  • Our developer test database (for all our developer-level integration and system testing, including automated tests running from the continuous build system) is maintained as a single SQL DML file, with #dbms() annotations for MSSQL identify column manipulation, and for setting up sequences for Oracle and Postgres
  • To add data to the test database, we often use the system under test to add the required objects, then we use db2sql to export the data as INSERT statements. That way, we know the data is valid
  • Our ant build script generates data insertion scripts for all target DBMSs as part of the build process, using the filterdml-ant script and the Jython ant task
  • The generated schema and data insertion scripts are used as part of the automated deploy step from ant, which builds a fresh database before all tests are run on the continuous integration system
System test:
  • Our system testers use db2sql to verify the state of the database after automated test runs. After each run, they export the database using db2sql, and compare this with an archived export from a known-good run. They always export in text or XML format, since both of these place one column value per line in the output, and so are particularly suited to diffing. They also post-process the results (using e.g. sed scripts) to normalise any varying data such as timestamps.

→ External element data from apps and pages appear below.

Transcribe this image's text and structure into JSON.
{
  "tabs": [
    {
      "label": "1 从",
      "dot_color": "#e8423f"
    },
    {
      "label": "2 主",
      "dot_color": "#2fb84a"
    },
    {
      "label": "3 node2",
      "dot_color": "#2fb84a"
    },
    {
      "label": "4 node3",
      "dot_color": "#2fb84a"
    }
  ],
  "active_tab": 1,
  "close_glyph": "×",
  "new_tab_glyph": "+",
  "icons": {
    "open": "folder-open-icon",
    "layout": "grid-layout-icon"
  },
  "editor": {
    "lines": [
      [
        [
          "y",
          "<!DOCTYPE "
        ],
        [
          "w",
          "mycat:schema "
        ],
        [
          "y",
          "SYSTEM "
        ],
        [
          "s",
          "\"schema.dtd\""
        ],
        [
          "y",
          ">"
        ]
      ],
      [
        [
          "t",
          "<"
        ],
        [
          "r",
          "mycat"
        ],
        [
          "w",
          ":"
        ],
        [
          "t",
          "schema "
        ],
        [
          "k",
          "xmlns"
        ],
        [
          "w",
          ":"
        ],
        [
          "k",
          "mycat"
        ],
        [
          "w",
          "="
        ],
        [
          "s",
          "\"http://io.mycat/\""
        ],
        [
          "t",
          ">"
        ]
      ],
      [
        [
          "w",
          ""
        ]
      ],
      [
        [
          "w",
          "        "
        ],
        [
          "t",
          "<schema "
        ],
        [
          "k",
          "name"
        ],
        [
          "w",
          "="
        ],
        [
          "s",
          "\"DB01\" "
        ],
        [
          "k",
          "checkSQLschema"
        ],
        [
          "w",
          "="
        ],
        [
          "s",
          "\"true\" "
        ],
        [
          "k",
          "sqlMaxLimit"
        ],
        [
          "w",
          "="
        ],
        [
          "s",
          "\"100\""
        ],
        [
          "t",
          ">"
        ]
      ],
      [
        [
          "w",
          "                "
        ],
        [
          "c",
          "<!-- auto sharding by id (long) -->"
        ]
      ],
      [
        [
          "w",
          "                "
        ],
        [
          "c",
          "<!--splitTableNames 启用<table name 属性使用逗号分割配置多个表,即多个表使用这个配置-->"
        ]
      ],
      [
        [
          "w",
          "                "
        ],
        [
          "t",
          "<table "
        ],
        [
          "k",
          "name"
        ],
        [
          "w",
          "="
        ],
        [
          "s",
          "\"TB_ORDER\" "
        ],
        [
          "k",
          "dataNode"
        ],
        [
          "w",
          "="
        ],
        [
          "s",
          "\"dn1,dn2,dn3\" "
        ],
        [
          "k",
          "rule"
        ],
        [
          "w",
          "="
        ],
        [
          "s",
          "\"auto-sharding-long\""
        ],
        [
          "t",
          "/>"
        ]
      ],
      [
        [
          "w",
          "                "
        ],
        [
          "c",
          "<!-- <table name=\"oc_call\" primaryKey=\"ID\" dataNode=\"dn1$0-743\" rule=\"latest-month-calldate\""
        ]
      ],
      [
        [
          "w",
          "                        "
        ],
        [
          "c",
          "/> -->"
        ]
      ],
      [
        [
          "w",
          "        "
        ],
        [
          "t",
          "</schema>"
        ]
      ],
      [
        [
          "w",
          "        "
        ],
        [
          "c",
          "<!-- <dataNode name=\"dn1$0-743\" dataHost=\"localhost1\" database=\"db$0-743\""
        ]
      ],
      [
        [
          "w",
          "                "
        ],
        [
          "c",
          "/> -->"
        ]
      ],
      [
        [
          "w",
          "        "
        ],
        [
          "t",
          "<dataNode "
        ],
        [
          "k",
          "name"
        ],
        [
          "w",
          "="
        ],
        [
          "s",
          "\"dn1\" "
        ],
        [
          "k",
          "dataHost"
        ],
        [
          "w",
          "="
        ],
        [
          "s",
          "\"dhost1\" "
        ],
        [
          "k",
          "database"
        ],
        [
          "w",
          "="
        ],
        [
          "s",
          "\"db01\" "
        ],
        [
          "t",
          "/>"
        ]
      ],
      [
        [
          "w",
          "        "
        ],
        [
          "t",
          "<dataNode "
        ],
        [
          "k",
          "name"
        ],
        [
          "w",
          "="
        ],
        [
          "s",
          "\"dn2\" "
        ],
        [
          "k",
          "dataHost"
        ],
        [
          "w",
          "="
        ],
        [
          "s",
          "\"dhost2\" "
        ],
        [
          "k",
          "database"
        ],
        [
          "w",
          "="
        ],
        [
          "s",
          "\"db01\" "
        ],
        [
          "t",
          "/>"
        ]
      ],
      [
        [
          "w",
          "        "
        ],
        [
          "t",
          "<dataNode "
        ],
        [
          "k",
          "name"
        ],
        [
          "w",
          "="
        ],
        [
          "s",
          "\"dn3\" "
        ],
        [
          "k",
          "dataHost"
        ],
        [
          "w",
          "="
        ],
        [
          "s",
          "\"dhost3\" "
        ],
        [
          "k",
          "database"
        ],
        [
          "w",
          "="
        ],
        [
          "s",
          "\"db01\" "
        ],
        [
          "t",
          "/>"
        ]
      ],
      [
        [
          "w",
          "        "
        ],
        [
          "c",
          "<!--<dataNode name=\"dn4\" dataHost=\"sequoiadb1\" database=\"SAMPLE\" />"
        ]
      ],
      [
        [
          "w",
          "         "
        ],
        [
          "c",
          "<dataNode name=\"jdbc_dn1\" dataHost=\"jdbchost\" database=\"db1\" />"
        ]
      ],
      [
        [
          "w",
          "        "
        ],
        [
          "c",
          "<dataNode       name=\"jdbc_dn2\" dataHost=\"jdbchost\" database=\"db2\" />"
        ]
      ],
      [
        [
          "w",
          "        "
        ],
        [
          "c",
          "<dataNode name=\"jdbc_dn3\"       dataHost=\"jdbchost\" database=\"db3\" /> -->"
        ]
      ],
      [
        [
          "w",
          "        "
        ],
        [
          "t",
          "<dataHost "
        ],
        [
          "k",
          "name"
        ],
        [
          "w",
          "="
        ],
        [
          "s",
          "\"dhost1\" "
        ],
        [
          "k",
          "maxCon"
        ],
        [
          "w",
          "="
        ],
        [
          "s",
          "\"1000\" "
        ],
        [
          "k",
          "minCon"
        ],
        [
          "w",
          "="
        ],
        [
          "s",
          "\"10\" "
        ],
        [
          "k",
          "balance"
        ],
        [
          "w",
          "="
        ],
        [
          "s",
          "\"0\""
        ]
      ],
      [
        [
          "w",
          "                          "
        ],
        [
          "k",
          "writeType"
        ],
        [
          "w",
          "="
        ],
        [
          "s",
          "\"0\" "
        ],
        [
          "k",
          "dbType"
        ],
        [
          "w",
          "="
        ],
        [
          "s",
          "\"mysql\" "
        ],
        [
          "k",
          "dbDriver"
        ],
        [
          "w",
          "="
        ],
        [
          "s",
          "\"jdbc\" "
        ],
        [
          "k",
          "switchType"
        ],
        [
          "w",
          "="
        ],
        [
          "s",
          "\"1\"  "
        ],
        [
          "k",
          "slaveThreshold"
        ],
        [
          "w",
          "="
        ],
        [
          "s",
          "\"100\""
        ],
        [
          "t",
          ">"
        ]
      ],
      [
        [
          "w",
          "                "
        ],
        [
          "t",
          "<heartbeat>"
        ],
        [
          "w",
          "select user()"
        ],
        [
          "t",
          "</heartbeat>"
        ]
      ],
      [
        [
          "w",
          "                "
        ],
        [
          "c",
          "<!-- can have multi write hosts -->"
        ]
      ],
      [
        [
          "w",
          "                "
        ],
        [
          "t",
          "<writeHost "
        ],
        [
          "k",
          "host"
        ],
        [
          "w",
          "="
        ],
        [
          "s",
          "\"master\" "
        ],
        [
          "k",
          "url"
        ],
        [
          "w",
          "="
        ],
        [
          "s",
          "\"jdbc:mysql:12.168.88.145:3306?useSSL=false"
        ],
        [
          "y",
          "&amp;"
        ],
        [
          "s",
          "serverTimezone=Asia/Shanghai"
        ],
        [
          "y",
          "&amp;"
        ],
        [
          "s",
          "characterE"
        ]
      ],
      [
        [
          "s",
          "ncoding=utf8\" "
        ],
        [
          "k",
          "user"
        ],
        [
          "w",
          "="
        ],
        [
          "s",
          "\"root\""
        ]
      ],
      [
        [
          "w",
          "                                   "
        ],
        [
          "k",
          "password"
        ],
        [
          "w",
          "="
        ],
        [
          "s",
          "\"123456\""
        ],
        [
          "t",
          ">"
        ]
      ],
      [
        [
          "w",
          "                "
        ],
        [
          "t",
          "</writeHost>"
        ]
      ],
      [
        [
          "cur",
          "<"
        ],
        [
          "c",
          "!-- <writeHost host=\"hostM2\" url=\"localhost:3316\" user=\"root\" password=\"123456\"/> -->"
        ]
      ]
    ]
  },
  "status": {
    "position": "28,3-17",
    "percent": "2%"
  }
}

These tools have allowed us to support 4 DBMSs (with replicated and non-replicated variants) from the one set of data, and to automate what was previously largely manual (and therefore more error-prone). OK, I'm biased of course, but it looks like it's all been well worth it to me.


In the samples directory you'll find:

Frequently Asked Questions

The FAQ is the first place you should look if you have a problem. If it doesn't mention your issue, please let me know.

Change Log

See the change log for the history of the project, at least since version 0.2.8.

Contacting Me

My name's John Dickson. I'm an architect for server-side Java systems, but Python is what keeps me sane and chirpy. I'm keen to hear from you if you use dbmstools, or even if you looked at it and decided not to. And if you have any suggestions, I'd love to hear them.

You can get in touch with me at the email address: 'captsens at gmail dot com'.


Dbmstools is licenced under the GNU Public Licence, version 2. See the LICENCE file for details.